Description and Behavior (Plate 12) The forest wildcats of Europe and western Russia are greybrown in coat color, with bushy, blunt-ended tails and a well-defined pattern of black stripes. Although they tend to look bigger than African wildcats because of their thick winter fur, an extensive series of weight measurements have shown that they are not: males weigh an average of 5 kg and females 3.5 kg (Conde and Schauenberg 197 1). However, the authors did record strong seasonal weight fluctuations ranging up to 2.5 kg, with heaviest male weights recorded from September to the end of February (France). The fossil record suggests that the European form of the wildcat is the oldest, descended from Martelli’s cat (Felis [silvestris] lunensis) about 250,000 years ago (Kurten 1968). Molecular analysis indicates that the African wildcat diverged from the European form only about 20,000 years ago (Randi and Ragni 1991). This is corroborated by the fact that fossil specimens of African wildcats are only known with certainty from the late Pleistocene (Savage 1978). The domestic cat was derived from African wildcats between 4,000-8,000 years ago (Clutton-Brock 198 1, Davis 1987, Kitchener 1992). Hybridization is common between European wildcats and domestic cats, and Kitchener (1992) discusses characters (pelage pattern, gut length, skull morphology) that can be used to distinguish reliably pure wildcats from hybrids or domestic tabbies. Many hybrids are more like wildcats in size and morphology than domestic cats: perhaps there is differential survival of hybrid forms in the wild that favors larger cats. Large black cats observed in Scotland (“Kellas cats”) and the Caucasus (Satunin 1904, Aliev 1973) are probably introgressive hybrids, with variable proportions of wildcat genes (Kitchener and Easterbee 1992). Black forms (melanistic) have never been recorded in wildcats in Europe, despite being a common coat color mutation in other species of felid (Clark 1976, Robinson 1976, Todd 1977). As with other wildcats, rodents are the staple of their diet across most of their range (Lindemann 1953, Novikov 1962, Nasilov 1972, Sladek 1973, Conde et al. 1972, Ragni 1978, Habijan and Dimitrijevic 1979, Hewson 1983, Stahl 1986, Riols 1988, Fernandes 1993, Ionescu 1993). However, rabbits comprise the major prey where they occur, as in central Spain (Aymerich 1982), and an agricultural area in northeastern Scotland (Corbett 1979). Birds (both passerine and ground-dwelling) are of secondary importance (B. Ragni, P. Stahl in Zitt. 1992). The composition of the diet shows only minor seasonal variations: rabbits or rodents are the major year-round food items. No one

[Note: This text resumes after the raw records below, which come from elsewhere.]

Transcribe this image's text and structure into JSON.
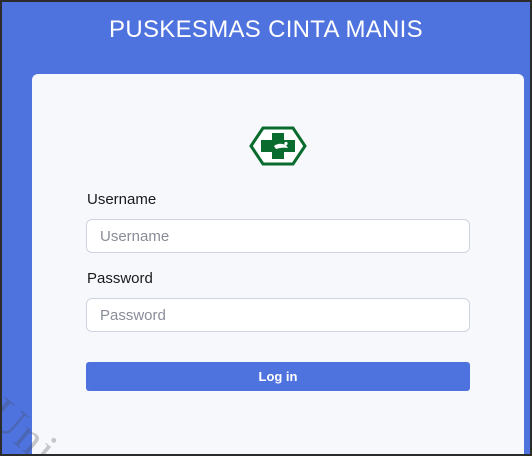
{
  "app": {
    "title": "PUSKESMAS CINTA MANIS"
  },
  "logo": {
    "icon": "health-cross-logo-icon",
    "color": "#0a6b2e"
  },
  "form": {
    "username_label": "Username",
    "username_placeholder": "Username",
    "username_value": "",
    "password_label": "Password",
    "password_placeholder": "Password",
    "password_value": "",
    "login_label": "Log in"
  },
  "watermark": {
    "text": "Uni"
  },
  "colors": {
    "primary": "#4e73df",
    "card": "#f7f8fc",
    "logo_green": "#0a6b2e"
  }
}
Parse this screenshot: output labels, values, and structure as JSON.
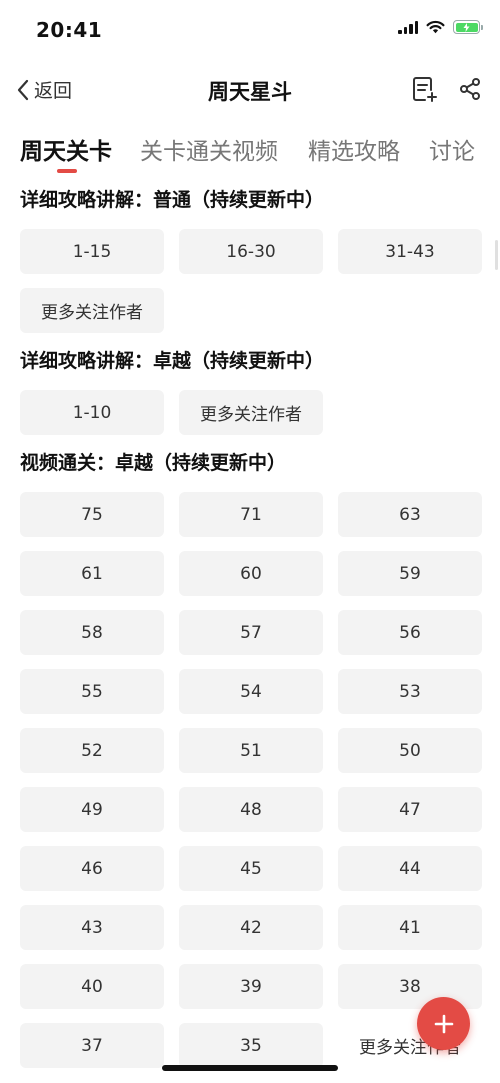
{
  "status_bar": {
    "time": "20:41"
  },
  "nav": {
    "back_label": "返回",
    "title": "周天星斗"
  },
  "tabs": [
    {
      "label": "周天关卡",
      "active": true
    },
    {
      "label": "关卡通关视频",
      "active": false
    },
    {
      "label": "精选攻略",
      "active": false
    },
    {
      "label": "讨论",
      "active": false
    }
  ],
  "sections": [
    {
      "title": "详细攻略讲解：普通（持续更新中）",
      "buttons": [
        "1-15",
        "16-30",
        "31-43",
        "更多关注作者"
      ]
    },
    {
      "title": "详细攻略讲解：卓越（持续更新中）",
      "buttons": [
        "1-10",
        "更多关注作者"
      ]
    },
    {
      "title": "视频通关：卓越（持续更新中）",
      "buttons": [
        "75",
        "71",
        "63",
        "61",
        "60",
        "59",
        "58",
        "57",
        "56",
        "55",
        "54",
        "53",
        "52",
        "51",
        "50",
        "49",
        "48",
        "47",
        "46",
        "45",
        "44",
        "43",
        "42",
        "41",
        "40",
        "39",
        "38",
        "37",
        "35",
        "更多关注作者"
      ]
    }
  ],
  "icons": {
    "back": "chevron-left-icon",
    "nav_action_1": "note-add-icon",
    "nav_action_2": "share-icon",
    "fab": "plus-icon"
  },
  "colors": {
    "accent": "#e34b45",
    "button_bg": "#f3f3f3",
    "battery": "#4cd964"
  }
}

Action Planning Projects 8 l-83.
European silvestris, Schreber,
wildcat, Fe/is silvestris group 1775
Other Names Forest wildcat (English); chat forestier, chat sauvage, chat silvestre (French); Wildkatze (German); gato mantes, gato silvestre (Spanish); vairi katu, antarayin katu (Armenian); diwa kotka (Bulgarian); ghjattu volpe (Corsican); kodka divoka (Czech); Wilde kat (Dutch); tkis cata (Georgian); vadmacska (Hungarian); gatto selvatico (Italian); zbik (Polish); gato bravo (Portugese); pisica-salbatica (Romanian); dikaja koschka (Russian); macka diva